* **TASK TO COMPLETE**: Return the data that follows exactly. Include every line.

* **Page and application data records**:
==============================
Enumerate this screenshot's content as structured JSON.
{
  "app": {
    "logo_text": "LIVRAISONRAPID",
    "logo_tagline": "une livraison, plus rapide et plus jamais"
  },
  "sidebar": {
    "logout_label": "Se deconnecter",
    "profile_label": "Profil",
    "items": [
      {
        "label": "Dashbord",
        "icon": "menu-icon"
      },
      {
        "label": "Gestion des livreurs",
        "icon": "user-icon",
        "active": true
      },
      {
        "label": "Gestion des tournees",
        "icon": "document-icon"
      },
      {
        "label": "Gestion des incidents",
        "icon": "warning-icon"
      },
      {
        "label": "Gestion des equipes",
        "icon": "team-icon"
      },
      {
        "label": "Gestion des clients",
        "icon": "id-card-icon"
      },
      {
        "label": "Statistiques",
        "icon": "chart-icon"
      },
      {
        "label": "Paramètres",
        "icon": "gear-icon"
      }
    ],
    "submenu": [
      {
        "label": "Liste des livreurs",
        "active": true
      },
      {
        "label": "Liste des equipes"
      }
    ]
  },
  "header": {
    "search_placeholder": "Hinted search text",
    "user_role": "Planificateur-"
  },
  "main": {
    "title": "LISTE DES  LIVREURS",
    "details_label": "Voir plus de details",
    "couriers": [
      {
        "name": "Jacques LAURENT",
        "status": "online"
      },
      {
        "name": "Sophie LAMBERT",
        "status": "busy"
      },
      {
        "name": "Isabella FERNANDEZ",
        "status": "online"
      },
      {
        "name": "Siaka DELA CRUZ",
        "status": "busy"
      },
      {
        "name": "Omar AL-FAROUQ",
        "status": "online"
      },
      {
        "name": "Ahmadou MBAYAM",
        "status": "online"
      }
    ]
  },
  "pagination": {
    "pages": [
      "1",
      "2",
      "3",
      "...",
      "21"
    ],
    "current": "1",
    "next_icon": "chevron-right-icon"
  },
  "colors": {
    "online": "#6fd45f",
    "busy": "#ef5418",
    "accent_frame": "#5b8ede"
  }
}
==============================
* **TASK SOLUTION**:
Enumerate this screenshot's content as structured JSON.
{
  "app": {
    "logo_text": "LIVRAISONRAPID",
    "logo_tagline": "une livraison, plus rapide et plus jamais"
  },
  "sidebar": {
    "logout_label": "Se deconnecter",
    "profile_label": "Profil",
    "items": [
      {
        "label": "Dashbord",
        "icon": "menu-icon"
      },
      {
        "label": "Gestion des livreurs",
        "icon": "user-icon",
        "active": true
      },
      {
        "label": "Gestion des tournees",
        "icon": "document-icon"
      },
      {
        "label": "Gestion des incidents",
        "icon": "warning-icon"
      },
      {
        "label": "Gestion des equipes",
        "icon": "team-icon"
      },
      {
        "label": "Gestion des clients",
        "icon": "id-card-icon"
      },
      {
        "label": "Statistiques",
        "icon": "chart-icon"
      },
      {
        "label": "Paramètres",
        "icon": "gear-icon"
      }
    ],
    "submenu": [
      {
        "label": "Liste des livreurs",
        "active": true
      },
      {
        "label": "Liste des equipes"
      }
    ]
  },
  "header": {
    "search_placeholder": "Hinted search text",
    "user_role": "Planificateur-"
  },
  "main": {
    "title": "LISTE DES  LIVREURS",
    "details_label": "Voir plus de details",
    "couriers": [
      {
        "name": "Jacques LAURENT",
        "status": "online"
      },
      {
        "name": "Sophie LAMBERT",
        "status": "busy"
      },
      {
        "name": "Isabella FERNANDEZ",
        "status": "online"
      },
      {
        "name": "Siaka DELA CRUZ",
        "status": "busy"
      },
      {
        "name": "Omar AL-FAROUQ",
        "status": "online"
      },
      {
        "name": "Ahmadou MBAYAM",
        "status": "online"
      }
    ]
  },
  "pagination": {
    "pages": [
      "1",
      "2",
      "3",
      "...",
      "21"
    ],
    "current": "1",
    "next_icon": "chevron-right-icon"
  },
  "colors": {
    "online": "#6fd45f",
    "busy": "#ef5418",
    "accent_frame": "#5b8ede"
  }
}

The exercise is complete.